let arr1 = [20, 30]; 
let arr2 = arr1.concat([60, 80]); 
// [20, 30, 60, 80] 

let arr2 = [...arr1, 60, 80]; 
// [20, 30, 60, 80]

9. Deep Cloning of multi level object

Cloning is quite self-explanatory as the name suggests it’s usage which is to create the exact copy of an object. There are instances when it becomes necessary to deep clone a multi-level object. To that end, we can iterate through each property and check if the current property contains an object. And if yes, then perform a recursive call to the same function by passing the current property value (i.e. the nested object).

More importantly, we can achieve the same objective by using JSON.stringify() and JSON.parse() that too in a single line.

let obj = {x: 20, y: {z: 30}}; 

const makeDeepClone = (obj) => { 
  let newObject = {}; 
  Object.keys(obj).map(key => { 
    if(typeof obj[key] === 'object'){ 
      newObject[key] = makeDeepClone(obj[key]); 
    } else { 
      newObject[key] = obj[key]; 
 return newObject; 
const cloneObj = makeDeepClone(obj); 

const cloneObj = JSON.parse(JSON.stringify(obj));

10. Find max and min number in array

As our last topic, let’s consider the most common operation of all.

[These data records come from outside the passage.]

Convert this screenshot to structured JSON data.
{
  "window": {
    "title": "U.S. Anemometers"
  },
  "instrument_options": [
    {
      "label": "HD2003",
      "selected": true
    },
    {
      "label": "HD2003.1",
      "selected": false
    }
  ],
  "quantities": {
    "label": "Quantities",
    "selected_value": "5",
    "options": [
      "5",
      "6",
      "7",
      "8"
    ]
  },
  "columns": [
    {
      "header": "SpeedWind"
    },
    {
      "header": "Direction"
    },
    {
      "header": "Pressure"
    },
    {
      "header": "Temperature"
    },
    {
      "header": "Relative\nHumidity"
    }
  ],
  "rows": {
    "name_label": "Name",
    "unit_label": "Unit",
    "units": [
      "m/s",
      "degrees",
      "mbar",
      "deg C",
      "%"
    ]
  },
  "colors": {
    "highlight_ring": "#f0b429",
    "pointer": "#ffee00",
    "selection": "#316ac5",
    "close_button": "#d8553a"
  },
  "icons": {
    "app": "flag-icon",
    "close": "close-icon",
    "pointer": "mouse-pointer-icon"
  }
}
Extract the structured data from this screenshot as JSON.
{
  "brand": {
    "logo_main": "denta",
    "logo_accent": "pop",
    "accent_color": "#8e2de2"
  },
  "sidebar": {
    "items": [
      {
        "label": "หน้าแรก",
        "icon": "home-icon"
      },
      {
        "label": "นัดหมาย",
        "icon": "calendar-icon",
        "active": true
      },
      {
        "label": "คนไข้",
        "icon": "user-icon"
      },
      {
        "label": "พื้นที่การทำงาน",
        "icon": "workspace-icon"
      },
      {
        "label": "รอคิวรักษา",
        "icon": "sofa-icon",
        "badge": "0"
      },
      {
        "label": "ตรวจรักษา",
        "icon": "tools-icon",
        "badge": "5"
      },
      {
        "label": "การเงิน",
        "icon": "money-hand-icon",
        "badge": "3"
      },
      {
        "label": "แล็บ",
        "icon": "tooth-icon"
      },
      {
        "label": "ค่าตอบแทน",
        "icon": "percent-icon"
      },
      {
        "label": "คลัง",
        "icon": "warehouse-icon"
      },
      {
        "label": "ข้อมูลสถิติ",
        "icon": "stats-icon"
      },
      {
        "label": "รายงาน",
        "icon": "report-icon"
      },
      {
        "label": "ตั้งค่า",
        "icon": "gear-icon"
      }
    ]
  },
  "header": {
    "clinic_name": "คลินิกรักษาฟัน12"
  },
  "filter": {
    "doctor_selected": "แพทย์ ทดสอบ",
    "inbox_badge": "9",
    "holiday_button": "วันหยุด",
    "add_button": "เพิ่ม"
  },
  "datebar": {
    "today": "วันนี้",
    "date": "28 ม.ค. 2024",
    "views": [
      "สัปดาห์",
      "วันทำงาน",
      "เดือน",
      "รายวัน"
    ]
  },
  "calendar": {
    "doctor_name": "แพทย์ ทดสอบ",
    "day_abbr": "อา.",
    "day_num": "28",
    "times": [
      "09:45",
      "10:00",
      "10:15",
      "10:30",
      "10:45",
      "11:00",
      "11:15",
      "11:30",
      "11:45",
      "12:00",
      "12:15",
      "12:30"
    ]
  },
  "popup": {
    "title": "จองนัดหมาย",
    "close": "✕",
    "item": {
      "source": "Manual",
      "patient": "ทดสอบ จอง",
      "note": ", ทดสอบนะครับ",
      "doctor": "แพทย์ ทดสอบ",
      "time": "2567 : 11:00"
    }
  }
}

Finding the maximum and minimum of an array of numbers. Using Math.max() and Math.min() functions while passing the array with spread operator, we can perform this task it in a single line.

// Shorthand 
const arr = [2, 8, 15, 4]; 
Math.max(...arr); // 15 
Math.min(...arr); // 2

I hope you have enjoyed reading the article.

Good Luck, Happy Coding.

Let the author know what's in your mind !!

This site uses Akismet to reduce spam. Learn how your comment data is processed.